PROMPT → Look for the word "true" in the data below, and copy every line that holds it.

INPUT RECORDS →
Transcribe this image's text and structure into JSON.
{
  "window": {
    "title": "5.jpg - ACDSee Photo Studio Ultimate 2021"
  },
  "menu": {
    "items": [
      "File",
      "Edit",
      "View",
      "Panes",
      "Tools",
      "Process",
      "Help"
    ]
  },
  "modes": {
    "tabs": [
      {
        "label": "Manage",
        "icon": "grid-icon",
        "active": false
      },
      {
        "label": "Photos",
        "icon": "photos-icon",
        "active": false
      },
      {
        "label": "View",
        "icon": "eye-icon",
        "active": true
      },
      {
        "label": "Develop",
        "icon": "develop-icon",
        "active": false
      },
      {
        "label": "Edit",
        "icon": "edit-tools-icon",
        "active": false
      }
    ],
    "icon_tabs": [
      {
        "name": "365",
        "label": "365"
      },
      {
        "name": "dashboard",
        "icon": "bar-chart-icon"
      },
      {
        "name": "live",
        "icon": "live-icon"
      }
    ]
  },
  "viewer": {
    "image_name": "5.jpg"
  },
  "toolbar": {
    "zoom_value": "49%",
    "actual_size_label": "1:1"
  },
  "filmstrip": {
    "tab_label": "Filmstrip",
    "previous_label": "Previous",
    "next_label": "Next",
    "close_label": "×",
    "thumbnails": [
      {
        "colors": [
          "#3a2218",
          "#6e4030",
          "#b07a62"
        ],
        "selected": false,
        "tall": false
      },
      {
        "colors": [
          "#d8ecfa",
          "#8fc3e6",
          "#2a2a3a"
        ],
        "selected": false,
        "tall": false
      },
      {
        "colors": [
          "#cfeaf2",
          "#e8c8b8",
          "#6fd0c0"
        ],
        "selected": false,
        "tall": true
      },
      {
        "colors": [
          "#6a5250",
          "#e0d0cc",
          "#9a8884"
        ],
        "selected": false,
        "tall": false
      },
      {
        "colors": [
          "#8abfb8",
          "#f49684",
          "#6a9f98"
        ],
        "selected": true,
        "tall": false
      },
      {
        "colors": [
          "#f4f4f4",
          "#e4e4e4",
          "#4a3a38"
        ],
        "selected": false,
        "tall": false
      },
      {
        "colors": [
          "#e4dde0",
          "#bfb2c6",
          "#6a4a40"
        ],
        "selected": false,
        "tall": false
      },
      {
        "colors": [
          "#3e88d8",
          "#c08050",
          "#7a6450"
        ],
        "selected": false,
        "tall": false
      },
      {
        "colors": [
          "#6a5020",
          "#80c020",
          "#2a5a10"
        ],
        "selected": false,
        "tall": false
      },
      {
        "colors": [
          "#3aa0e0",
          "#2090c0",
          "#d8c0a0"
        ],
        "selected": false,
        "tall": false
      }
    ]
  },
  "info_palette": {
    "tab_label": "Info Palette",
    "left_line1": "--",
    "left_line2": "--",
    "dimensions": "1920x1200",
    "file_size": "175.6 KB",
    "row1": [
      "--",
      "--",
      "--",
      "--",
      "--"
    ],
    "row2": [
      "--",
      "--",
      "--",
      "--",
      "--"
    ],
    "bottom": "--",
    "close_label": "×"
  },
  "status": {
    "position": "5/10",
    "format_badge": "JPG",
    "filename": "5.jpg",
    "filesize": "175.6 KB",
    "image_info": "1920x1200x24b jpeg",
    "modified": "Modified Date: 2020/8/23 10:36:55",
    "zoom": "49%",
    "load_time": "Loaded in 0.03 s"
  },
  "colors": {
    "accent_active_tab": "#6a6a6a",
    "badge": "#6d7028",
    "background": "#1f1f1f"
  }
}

SOLUTION BELOW →
        "active": true
        "tall": true
        "selected": true,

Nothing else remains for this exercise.